Design and measurements: Pregnant women employed in greenhouses in Denmark were consecutively recruited, and 113 mother-son pairs were included. The mothers were categorized as occupationally exposed (91 sons) or unexposed (22 sons) to pesticides during pregnancy. Testicular position and volume, penile length, and position of urethral opening were determined at 3 months of age using standardized techniques. Concentrations of reproductive hormones in serum from the boys were analyzed.
Results: The prevalence of cryptorchidism at 3 months of age was 6.2% [95% confidence interval (CI), 3.0-12.4]. This prevalence was considerably higher than among Danish boys born in the Copenhagen area (1.9%; 95% CI, 1.2-3.0) examined by the same procedure. Boys of pesticide-exposed mothers showed decreased penile length, testicular volume, serum concentrations of testosterone, and inhibin B. Serum concentrations of sex hormone-binding globulin, follicle-stimulating hormone, and the luteinizing hormone:testosterone ratio were increased compared with boys of nonexposed mothers. For individual parameters, only the decreased penile length was statistically significant (p = 0.04). However, all observed effects were in the anticipated direction, and a joint multivariate test showed that this finding had a p-value of 0.012.

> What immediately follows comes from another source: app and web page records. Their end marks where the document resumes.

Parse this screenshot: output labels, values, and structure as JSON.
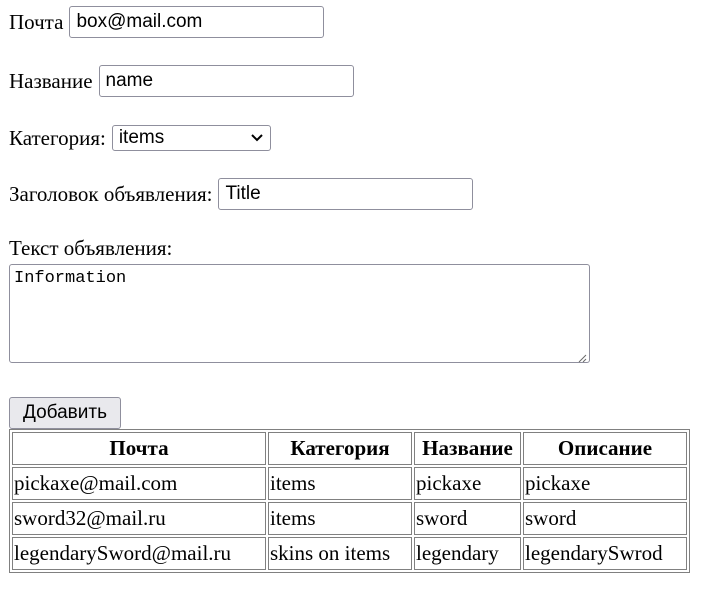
{
  "form": {
    "email": {
      "label": "Почта",
      "value": "box@mail.com"
    },
    "name": {
      "label": "Название",
      "value": "name"
    },
    "category": {
      "label": "Категория:",
      "selected": "items"
    },
    "title": {
      "label": "Заголовок объявления:",
      "value": "Title"
    },
    "text": {
      "label": "Текст объявления:",
      "value": "Information"
    },
    "submit_label": "Добавить"
  },
  "table": {
    "headers": [
      "Почта",
      "Категория",
      "Название",
      "Описание"
    ],
    "rows": [
      [
        "pickaxe@mail.com",
        "items",
        "pickaxe",
        "pickaxe"
      ],
      [
        "sword32@mail.ru",
        "items",
        "sword",
        "sword"
      ],
      [
        "legendarySword@mail.ru",
        "skins on items",
        "legendary",
        "legendarySwrod"
      ]
    ]
  },
  "icons": {
    "select_arrow": "chevron-down-icon",
    "resize_grip": "resize-grip-icon"
  }
}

Conclusions: Our findings suggest an adverse effect of maternal occupational pesticide exposure on reproductive development in the sons despite current greenhouse safeguards and special measures to protect pregnant women.

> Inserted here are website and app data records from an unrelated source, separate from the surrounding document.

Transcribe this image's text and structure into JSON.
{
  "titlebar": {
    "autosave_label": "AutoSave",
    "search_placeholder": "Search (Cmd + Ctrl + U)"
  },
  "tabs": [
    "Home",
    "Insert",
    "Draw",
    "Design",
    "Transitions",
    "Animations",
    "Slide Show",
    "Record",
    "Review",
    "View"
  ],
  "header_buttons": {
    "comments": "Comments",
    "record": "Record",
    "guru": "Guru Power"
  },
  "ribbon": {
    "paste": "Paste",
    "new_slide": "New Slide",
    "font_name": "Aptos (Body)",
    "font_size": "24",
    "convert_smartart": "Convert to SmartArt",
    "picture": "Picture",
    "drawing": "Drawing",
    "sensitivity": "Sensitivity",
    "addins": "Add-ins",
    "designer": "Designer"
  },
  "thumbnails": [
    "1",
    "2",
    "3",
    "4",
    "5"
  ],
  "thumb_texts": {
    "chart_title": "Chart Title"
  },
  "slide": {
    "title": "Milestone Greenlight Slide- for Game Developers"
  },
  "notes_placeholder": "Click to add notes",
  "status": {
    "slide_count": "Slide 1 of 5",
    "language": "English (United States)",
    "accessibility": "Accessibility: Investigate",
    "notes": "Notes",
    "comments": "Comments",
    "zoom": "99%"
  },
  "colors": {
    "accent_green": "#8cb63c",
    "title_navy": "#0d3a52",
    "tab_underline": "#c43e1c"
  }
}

Keywords: cryptorchidism; greenhouse workers; hormones; occupational exposure; pesticides; prenatal; reproductive development.